# [Exercise objective]
Could each entry below be written out exactly, with every picture dropped?

Website and app data records
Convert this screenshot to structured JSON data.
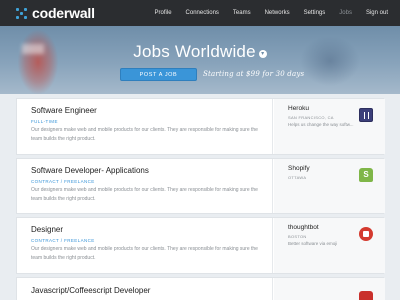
{
  "app": {
    "logo_text": "coderwall"
  },
  "nav": {
    "items": [
      {
        "label": "Profile",
        "active": false
      },
      {
        "label": "Connections",
        "active": false
      },
      {
        "label": "Teams",
        "active": false
      },
      {
        "label": "Networks",
        "active": false
      },
      {
        "label": "Settings",
        "active": false
      },
      {
        "label": "Jobs",
        "active": true
      },
      {
        "label": "Sign out",
        "active": false
      }
    ]
  },
  "hero": {
    "title": "Jobs Worldwide",
    "post_button": "POST A JOB",
    "tagline": "Starting at $99 for 30 days"
  },
  "jobs": [
    {
      "title": "Software Engineer",
      "type": "FULL-TIME",
      "description": "Our designers make web and mobile products for our clients. They are responsible for making sure the team builds the right product.",
      "company": "Heroku",
      "location": "SAN FRANCISCO, CA",
      "company_description": "Helps us change the way softw...",
      "logo_icon": "heroku-logo-icon"
    },
    {
      "title": "Software Developer- Applications",
      "type": "CONTRACT / FREELANCE",
      "description": "Our designers make web and mobile products for our clients. They are responsible for making sure the team builds the right product.",
      "company": "Shopify",
      "location": "OTTAWA",
      "company_description": "",
      "logo_icon": "shopify-logo-icon"
    },
    {
      "title": "Designer",
      "type": "CONTRACT / FREELANCE",
      "description": "Our designers make web and mobile products for our clients. They are responsible for making sure the team builds the right product.",
      "company": "thoughtbot",
      "location": "BOSTON",
      "company_description": "Better software via emoji",
      "logo_icon": "thoughtbot-logo-icon"
    },
    {
      "title": "Javascript/Coffeescript Developer",
      "type": "",
      "description": "",
      "company": "",
      "location": "",
      "company_description": "",
      "logo_icon": "company-logo-icon"
    }
  ],
  "colors": {
    "topbar": "#2b2d30",
    "accent": "#3a95d8",
    "hero": "#7d9ab3",
    "page_bg": "#e9edf1"
  }
}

# [Answer for this exercise]
Convert this screenshot to structured JSON data.
{
  "app": {
    "logo_text": "coderwall"
  },
  "nav": {
    "items": [
      {
        "label": "Profile",
        "active": false
      },
      {
        "label": "Connections",
        "active": false
      },
      {
        "label": "Teams",
        "active": false
      },
      {
        "label": "Networks",
        "active": false
      },
      {
        "label": "Settings",
        "active": false
      },
      {
        "label": "Jobs",
        "active": true
      },
      {
        "label": "Sign out",
        "active": false
      }
    ]
  },
  "hero": {
    "title": "Jobs Worldwide",
    "post_button": "POST A JOB",
    "tagline": "Starting at $99 for 30 days"
  },
  "jobs": [
    {
      "title": "Software Engineer",
      "type": "FULL-TIME",
      "description": "Our designers make web and mobile products for our clients. They are responsible for making sure the team builds the right product.",
      "company": "Heroku",
      "location": "SAN FRANCISCO, CA",
      "company_description": "Helps us change the way softw...",
      "logo_icon": "heroku-logo-icon"
    },
    {
      "title": "Software Developer- Applications",
      "type": "CONTRACT / FREELANCE",
      "description": "Our designers make web and mobile products for our clients. They are responsible for making sure the team builds the right product.",
      "company": "Shopify",
      "location": "OTTAWA",
      "company_description": "",
      "logo_icon": "shopify-logo-icon"
    },
    {
      "title": "Designer",
      "type": "CONTRACT / FREELANCE",
      "description": "Our designers make web and mobile products for our clients. They are responsible for making sure the team builds the right product.",
      "company": "thoughtbot",
      "location": "BOSTON",
      "company_description": "Better software via emoji",
      "logo_icon": "thoughtbot-logo-icon"
    },
    {
      "title": "Javascript/Coffeescript Developer",
      "type": "",
      "description": "",
      "company": "",
      "location": "",
      "company_description": "",
      "logo_icon": "company-logo-icon"
    }
  ],
  "colors": {
    "topbar": "#2b2d30",
    "accent": "#3a95d8",
    "hero": "#7d9ab3",
    "page_bg": "#e9edf1"
  }
}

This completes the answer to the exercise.